Kosgey, IS, Arendonk, JAM, Baker, RL 2003. Economic values for traits of meat sheep in medium to high production potential areas of the tropics. Small Ruminant Research 50, 187202.
MacNeil, MD, Nugent, RA, Snelling, WM 1997. Breeding for profit: an introduction to selection index concepts. Proceedings, The Range Beef Cow Symposium XV December 9, 10 and 11, 1997, Rapid City, South Dakota.
McManus, M 2007. How much protein is needed to build muscle? Retrieved August 14, 2010, from
Millward, DJ, Nnanyelugo, DO, Garlick, PJ 1974. Developmental changes in muscle protein metabolism in congenitally malnourished rats. Proceedings of Nutrient Society 33, 55–63.
Olesen, I, Groen, AF, Gjerde, B 2000. Definition of animal breeding goals for sustainable production systems. Journal of Animal Science 78, 570582.
Ponzoni, RW 1988. The derivation of economic values combining income and expense in a different way: an example with Australian Merino sheep. Journal of Animal Breeding and Genetics 105, 143152.
Ponzoni, RW 1992. Which trait for genetic improvement of beef cattle reproduction: calving ease or calving day? Journal of Animal Breeding and Genetics 109, 119128.
See, T, Zering, K, Robison, OW 1995. Economic Value of Pork Quality Traits. Retrieved April 14, 2010, from
Smith, C 1988. Genetic improvement of livestock using nucleus breeding units. World Animal Review 65, 210.
Smith, C, James, JW, Brascamp, EW 1986. On the derivation of economic weights in livestock improvement. Animal Production 43, 545551.
South African Meat Industry 2007. Classification of Red Meat: a key to more effective marketing. Red meat classification chart, 4th edition. Meat Classification Regulations No. R.863 in Government Gazzette of the Republic of South Africa, Pretoria.
South African Pork Producers Organization 2008. Research and Development Plan for the Pork Industry in South Africa. RMRD Planning Committee (R & D) Pork. 2nd Version June 2008. Pretoria, South Africa.
Von Rohr, P, Hofer, A, Kunzi, N 1999. Economic values for meat quality traits in pigs. Journal of Animal Science 77, 26332640.
Wellock, IJ, Emmans, GC, Kyriazakis, I 2004. Describing and predicting potential growth in the pig. Animal Science 78, 379388.
Whittemore, CT 1993. The science and practice of pig production. Longman Group UK, Essex, England.
Whittemore, CT, Green, DM, Knap, PW 2001. Technical review of the energy and protein requirements of growing pigs: energy. Animal Science 73, 199215.
Whittemore, CT, Kerr, JC, Cameron, ND 1995. An approach to prediction of feed intake in growing pigs using simple body measurements. Agricultural Systems 47, 235244.
Wolfova, M, Wolf, J, Kvapilik, J, Kica, J 2007. Selection for profit in cattle: I. Economic weights for purebred dairy cattle in the Czech Republic. Journal of Dairy Science 90, 24422455.
Young, M 2003. Nutrition and management of the modern gilt. Retrieved December 21, 2010, from

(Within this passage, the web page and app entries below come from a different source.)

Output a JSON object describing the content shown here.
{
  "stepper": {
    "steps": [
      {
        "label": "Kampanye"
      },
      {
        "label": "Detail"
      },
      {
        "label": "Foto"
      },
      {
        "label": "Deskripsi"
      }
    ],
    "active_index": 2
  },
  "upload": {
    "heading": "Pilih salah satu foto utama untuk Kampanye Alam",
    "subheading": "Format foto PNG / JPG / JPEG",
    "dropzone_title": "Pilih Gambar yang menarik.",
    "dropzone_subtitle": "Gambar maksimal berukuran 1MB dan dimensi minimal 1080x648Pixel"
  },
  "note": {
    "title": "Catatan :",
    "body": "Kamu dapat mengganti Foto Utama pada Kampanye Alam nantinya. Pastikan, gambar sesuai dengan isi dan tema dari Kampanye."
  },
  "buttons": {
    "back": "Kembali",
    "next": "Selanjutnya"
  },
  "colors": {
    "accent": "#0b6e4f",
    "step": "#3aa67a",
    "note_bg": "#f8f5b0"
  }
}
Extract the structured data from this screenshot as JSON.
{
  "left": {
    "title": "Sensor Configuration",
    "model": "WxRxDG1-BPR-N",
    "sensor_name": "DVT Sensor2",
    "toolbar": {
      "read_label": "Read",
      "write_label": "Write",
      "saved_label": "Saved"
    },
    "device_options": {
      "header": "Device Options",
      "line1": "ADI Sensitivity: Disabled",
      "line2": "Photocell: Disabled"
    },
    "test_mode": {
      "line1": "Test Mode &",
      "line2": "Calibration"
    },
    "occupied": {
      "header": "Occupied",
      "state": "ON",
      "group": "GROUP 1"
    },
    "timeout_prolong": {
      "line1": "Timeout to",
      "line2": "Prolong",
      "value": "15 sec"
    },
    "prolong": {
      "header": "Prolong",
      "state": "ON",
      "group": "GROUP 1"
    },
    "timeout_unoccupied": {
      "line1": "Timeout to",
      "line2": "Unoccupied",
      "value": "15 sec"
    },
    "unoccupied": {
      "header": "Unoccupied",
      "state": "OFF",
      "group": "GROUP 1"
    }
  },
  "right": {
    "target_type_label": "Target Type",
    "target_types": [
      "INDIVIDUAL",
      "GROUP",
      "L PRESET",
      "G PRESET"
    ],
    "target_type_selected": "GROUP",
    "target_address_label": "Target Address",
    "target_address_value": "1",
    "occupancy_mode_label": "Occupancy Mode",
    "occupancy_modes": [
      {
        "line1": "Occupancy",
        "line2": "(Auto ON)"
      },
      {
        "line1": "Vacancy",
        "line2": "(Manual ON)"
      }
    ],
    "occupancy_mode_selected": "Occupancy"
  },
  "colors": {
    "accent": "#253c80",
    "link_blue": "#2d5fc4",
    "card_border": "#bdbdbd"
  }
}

Type Description Title
Supplementary materials

Dube Supplementary Material
Dube Supplementary Material

 Word (76 KB)
76 KB


Full text views

Total number of HTML views: 0
Total number of PDF views: 0 *
Loading metrics...

Abstract views

Total abstract views: 0 *
Loading metrics...

* Views captured on Cambridge Core between <date>. This data will be updated every 24 hours.

Usage data cannot currently be displayed